[EXERCISE BRIEF]
Look through the data below. Show each line where the string "annotation" occurs.

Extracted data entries

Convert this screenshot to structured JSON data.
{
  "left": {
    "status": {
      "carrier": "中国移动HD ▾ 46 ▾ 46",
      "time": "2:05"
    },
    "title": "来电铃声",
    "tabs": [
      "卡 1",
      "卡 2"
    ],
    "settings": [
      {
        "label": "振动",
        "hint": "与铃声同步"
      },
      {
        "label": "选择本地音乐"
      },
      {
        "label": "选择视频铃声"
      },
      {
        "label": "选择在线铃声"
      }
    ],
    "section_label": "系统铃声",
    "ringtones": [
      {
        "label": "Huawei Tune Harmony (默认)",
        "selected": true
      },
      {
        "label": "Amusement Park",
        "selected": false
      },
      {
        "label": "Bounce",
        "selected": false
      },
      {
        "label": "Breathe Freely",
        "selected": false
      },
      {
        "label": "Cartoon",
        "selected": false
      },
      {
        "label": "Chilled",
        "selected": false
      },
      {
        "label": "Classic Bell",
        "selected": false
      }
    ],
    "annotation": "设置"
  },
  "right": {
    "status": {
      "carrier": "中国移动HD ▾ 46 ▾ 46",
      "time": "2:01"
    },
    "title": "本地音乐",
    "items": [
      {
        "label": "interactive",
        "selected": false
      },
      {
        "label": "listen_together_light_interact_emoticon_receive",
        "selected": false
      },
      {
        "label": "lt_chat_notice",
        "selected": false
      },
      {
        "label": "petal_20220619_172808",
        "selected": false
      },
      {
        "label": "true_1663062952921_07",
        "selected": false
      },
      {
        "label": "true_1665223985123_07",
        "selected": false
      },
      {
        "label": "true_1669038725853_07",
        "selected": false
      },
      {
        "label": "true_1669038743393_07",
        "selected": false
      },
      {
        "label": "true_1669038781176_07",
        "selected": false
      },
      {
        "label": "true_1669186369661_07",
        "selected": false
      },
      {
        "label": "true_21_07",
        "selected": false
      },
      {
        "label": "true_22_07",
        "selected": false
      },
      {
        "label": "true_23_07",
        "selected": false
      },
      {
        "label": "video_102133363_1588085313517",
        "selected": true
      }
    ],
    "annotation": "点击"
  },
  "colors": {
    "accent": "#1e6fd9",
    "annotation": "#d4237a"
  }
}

[REPLY]
    "annotation": "设置"
    "annotation": "点击"
    "annotation": "#d4237a"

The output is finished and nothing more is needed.